Aim of the exercise:
Strip out the pictures and output each remaining line of the data word for word.

Source material:
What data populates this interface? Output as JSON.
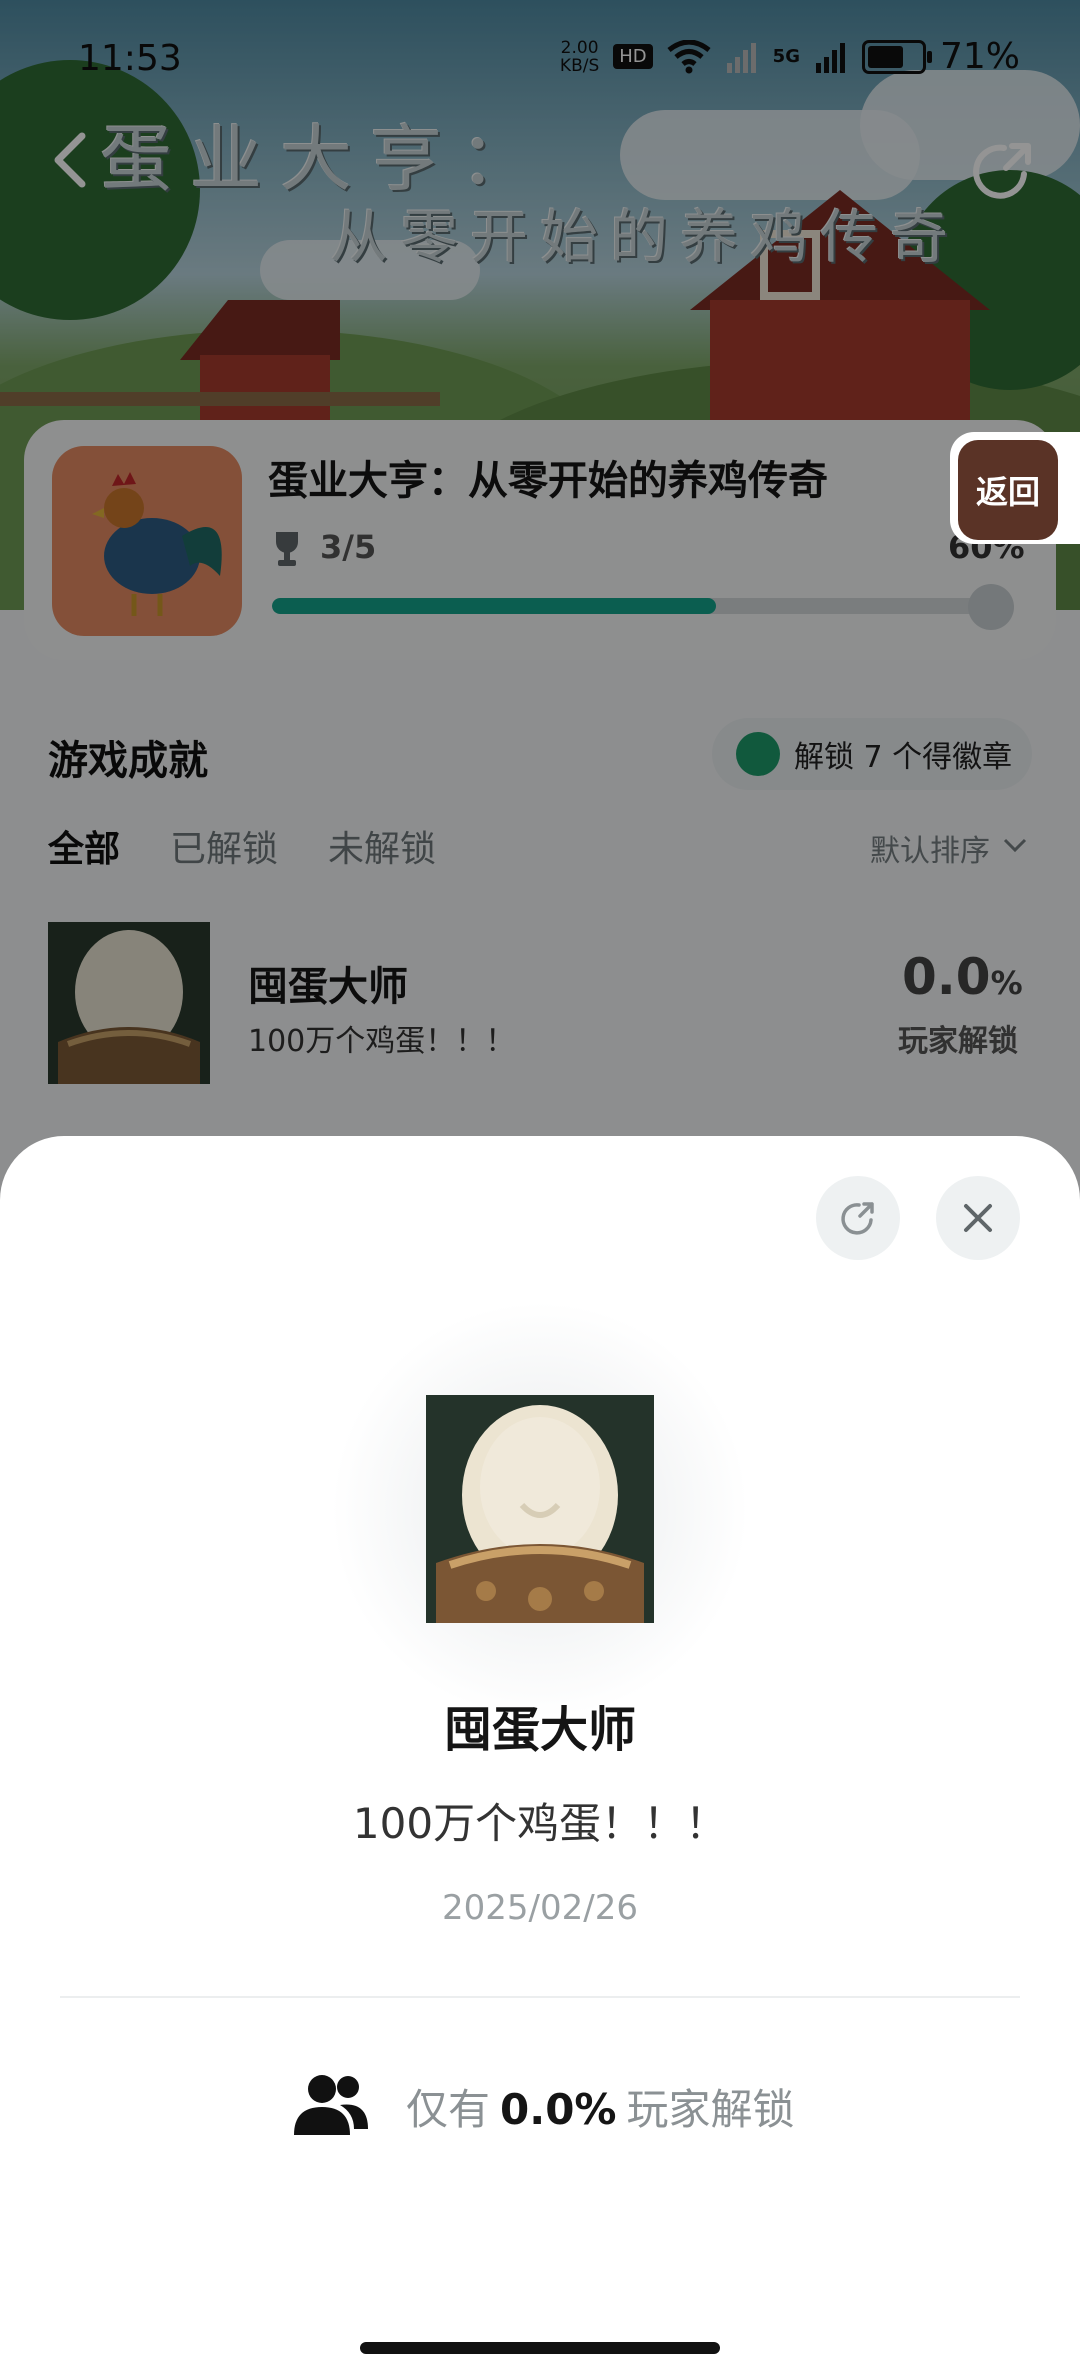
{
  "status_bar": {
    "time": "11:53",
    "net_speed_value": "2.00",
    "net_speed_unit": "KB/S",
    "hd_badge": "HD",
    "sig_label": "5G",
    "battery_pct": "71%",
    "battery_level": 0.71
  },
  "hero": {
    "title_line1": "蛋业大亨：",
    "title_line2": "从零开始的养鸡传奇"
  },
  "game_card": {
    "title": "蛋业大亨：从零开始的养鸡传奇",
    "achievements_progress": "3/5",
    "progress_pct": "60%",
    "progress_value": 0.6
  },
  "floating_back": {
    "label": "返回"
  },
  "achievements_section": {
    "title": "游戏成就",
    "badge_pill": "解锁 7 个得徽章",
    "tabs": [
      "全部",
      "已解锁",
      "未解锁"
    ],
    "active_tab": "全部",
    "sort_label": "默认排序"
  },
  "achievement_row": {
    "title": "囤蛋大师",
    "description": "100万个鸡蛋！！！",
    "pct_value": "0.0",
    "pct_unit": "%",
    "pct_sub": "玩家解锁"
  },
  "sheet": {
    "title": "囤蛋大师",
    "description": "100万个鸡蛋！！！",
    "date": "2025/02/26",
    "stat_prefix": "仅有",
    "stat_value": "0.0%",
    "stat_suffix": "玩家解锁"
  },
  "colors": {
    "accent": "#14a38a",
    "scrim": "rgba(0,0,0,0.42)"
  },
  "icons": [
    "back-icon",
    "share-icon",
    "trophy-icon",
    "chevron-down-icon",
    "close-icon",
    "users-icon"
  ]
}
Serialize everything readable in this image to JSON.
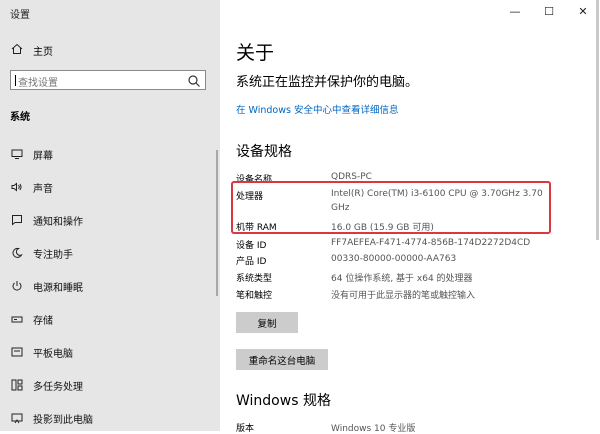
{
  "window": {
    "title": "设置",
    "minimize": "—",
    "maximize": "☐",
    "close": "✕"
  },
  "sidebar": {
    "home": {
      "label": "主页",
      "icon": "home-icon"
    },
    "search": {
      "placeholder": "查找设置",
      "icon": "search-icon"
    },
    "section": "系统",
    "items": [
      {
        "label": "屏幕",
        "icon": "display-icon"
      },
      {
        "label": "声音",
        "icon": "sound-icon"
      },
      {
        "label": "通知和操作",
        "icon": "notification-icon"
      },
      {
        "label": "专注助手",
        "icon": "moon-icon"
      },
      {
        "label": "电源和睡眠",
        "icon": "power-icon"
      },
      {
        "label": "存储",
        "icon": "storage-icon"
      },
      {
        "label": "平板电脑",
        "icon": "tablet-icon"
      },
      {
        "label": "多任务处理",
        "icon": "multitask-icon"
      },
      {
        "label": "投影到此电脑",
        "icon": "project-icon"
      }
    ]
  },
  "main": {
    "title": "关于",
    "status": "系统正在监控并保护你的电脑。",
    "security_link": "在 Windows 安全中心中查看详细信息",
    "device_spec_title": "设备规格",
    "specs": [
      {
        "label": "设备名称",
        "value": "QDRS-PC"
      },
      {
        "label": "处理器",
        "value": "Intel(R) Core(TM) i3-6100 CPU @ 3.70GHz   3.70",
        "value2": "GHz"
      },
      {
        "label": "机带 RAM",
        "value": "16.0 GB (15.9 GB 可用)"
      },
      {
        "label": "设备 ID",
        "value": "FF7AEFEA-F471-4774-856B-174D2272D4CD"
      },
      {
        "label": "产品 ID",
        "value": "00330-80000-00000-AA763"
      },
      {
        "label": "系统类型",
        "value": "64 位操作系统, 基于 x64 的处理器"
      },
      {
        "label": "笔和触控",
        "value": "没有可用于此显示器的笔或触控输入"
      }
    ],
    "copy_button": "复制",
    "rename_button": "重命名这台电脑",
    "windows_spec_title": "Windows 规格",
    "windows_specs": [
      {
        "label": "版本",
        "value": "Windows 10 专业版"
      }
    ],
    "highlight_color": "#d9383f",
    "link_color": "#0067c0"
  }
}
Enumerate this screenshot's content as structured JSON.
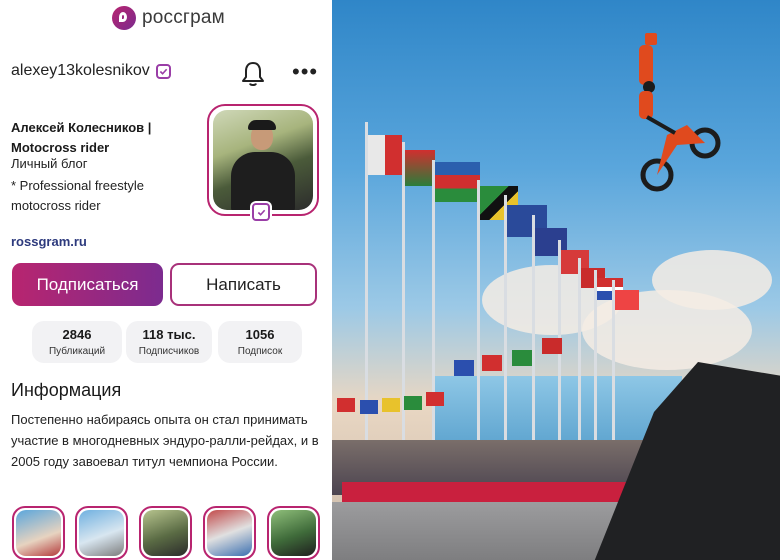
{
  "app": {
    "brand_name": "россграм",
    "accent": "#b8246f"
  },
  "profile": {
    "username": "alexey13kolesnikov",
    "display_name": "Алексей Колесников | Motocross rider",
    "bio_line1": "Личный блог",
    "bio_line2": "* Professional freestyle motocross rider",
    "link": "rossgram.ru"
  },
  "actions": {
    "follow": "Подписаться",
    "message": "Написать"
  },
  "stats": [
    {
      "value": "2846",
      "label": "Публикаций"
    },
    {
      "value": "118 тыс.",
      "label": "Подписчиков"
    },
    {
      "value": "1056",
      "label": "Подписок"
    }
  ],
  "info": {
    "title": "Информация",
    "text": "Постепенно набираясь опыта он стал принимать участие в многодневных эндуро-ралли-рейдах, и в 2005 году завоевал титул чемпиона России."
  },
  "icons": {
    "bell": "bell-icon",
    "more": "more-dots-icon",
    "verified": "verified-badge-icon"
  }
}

Solution to the exercise:
What data populates this interface? Output as JSON.
{
  "status_bar": {
    "time": "11:53",
    "net_speed_value": "2.00",
    "net_speed_unit": "KB/S",
    "hd_badge": "HD",
    "sig_label": "5G",
    "battery_pct": "71%",
    "battery_level": 0.71
  },
  "hero": {
    "title_line1": "蛋业大亨：",
    "title_line2": "从零开始的养鸡传奇"
  },
  "game_card": {
    "title": "蛋业大亨：从零开始的养鸡传奇",
    "achievements_progress": "3/5",
    "progress_pct": "60%",
    "progress_value": 0.6
  },
  "floating_back": {
    "label": "返回"
  },
  "achievements_section": {
    "title": "游戏成就",
    "badge_pill": "解锁 7 个得徽章",
    "tabs": [
      "全部",
      "已解锁",
      "未解锁"
    ],
    "active_tab": "全部",
    "sort_label": "默认排序"
  },
  "achievement_row": {
    "title": "囤蛋大师",
    "description": "100万个鸡蛋！！！",
    "pct_value": "0.0",
    "pct_unit": "%",
    "pct_sub": "玩家解锁"
  },
  "sheet": {
    "title": "囤蛋大师",
    "description": "100万个鸡蛋！！！",
    "date": "2025/02/26",
    "stat_prefix": "仅有",
    "stat_value": "0.0%",
    "stat_suffix": "玩家解锁"
  },
  "colors": {
    "accent": "#14a38a",
    "scrim": "rgba(0,0,0,0.42)"
  },
  "icons": [
    "back-icon",
    "share-icon",
    "trophy-icon",
    "chevron-down-icon",
    "close-icon",
    "users-icon"
  ]
}
Serialize everything readable in this image to JSON.
{
  "window": {
    "title": "设置",
    "minimize": "—",
    "maximize": "☐",
    "close": "✕"
  },
  "sidebar": {
    "home": {
      "label": "主页",
      "icon": "home-icon"
    },
    "search": {
      "placeholder": "查找设置",
      "icon": "search-icon"
    },
    "section": "系统",
    "items": [
      {
        "label": "屏幕",
        "icon": "display-icon"
      },
      {
        "label": "声音",
        "icon": "sound-icon"
      },
      {
        "label": "通知和操作",
        "icon": "notification-icon"
      },
      {
        "label": "专注助手",
        "icon": "moon-icon"
      },
      {
        "label": "电源和睡眠",
        "icon": "power-icon"
      },
      {
        "label": "存储",
        "icon": "storage-icon"
      },
      {
        "label": "平板电脑",
        "icon": "tablet-icon"
      },
      {
        "label": "多任务处理",
        "icon": "multitask-icon"
      },
      {
        "label": "投影到此电脑",
        "icon": "project-icon"
      }
    ]
  },
  "main": {
    "title": "关于",
    "status": "系统正在监控并保护你的电脑。",
    "security_link": "在 Windows 安全中心中查看详细信息",
    "device_spec_title": "设备规格",
    "specs": [
      {
        "label": "设备名称",
        "value": "QDRS-PC"
      },
      {
        "label": "处理器",
        "value": "Intel(R) Core(TM) i3-6100 CPU @ 3.70GHz   3.70",
        "value2": "GHz"
      },
      {
        "label": "机带 RAM",
        "value": "16.0 GB (15.9 GB 可用)"
      },
      {
        "label": "设备 ID",
        "value": "FF7AEFEA-F471-4774-856B-174D2272D4CD"
      },
      {
        "label": "产品 ID",
        "value": "00330-80000-00000-AA763"
      },
      {
        "label": "系统类型",
        "value": "64 位操作系统, 基于 x64 的处理器"
      },
      {
        "label": "笔和触控",
        "value": "没有可用于此显示器的笔或触控输入"
      }
    ],
    "copy_button": "复制",
    "rename_button": "重命名这台电脑",
    "windows_spec_title": "Windows 规格",
    "windows_specs": [
      {
        "label": "版本",
        "value": "Windows 10 专业版"
      }
    ],
    "highlight_color": "#d9383f",
    "link_color": "#0067c0"
  }
}
Enumerate this screenshot's content as structured JSON.
{
  "app": {
    "brand_name": "россграм",
    "accent": "#b8246f"
  },
  "profile": {
    "username": "alexey13kolesnikov",
    "display_name": "Алексей Колесников | Motocross rider",
    "bio_line1": "Личный блог",
    "bio_line2": "* Professional freestyle motocross rider",
    "link": "rossgram.ru"
  },
  "actions": {
    "follow": "Подписаться",
    "message": "Написать"
  },
  "stats": [
    {
      "value": "2846",
      "label": "Публикаций"
    },
    {
      "value": "118 тыс.",
      "label": "Подписчиков"
    },
    {
      "value": "1056",
      "label": "Подписок"
    }
  ],
  "info": {
    "title": "Информация",
    "text": "Постепенно набираясь опыта он стал принимать участие в многодневных эндуро-ралли-рейдах, и в 2005 году завоевал титул чемпиона России."
  },
  "icons": {
    "bell": "bell-icon",
    "more": "more-dots-icon",
    "verified": "verified-badge-icon"
  }
}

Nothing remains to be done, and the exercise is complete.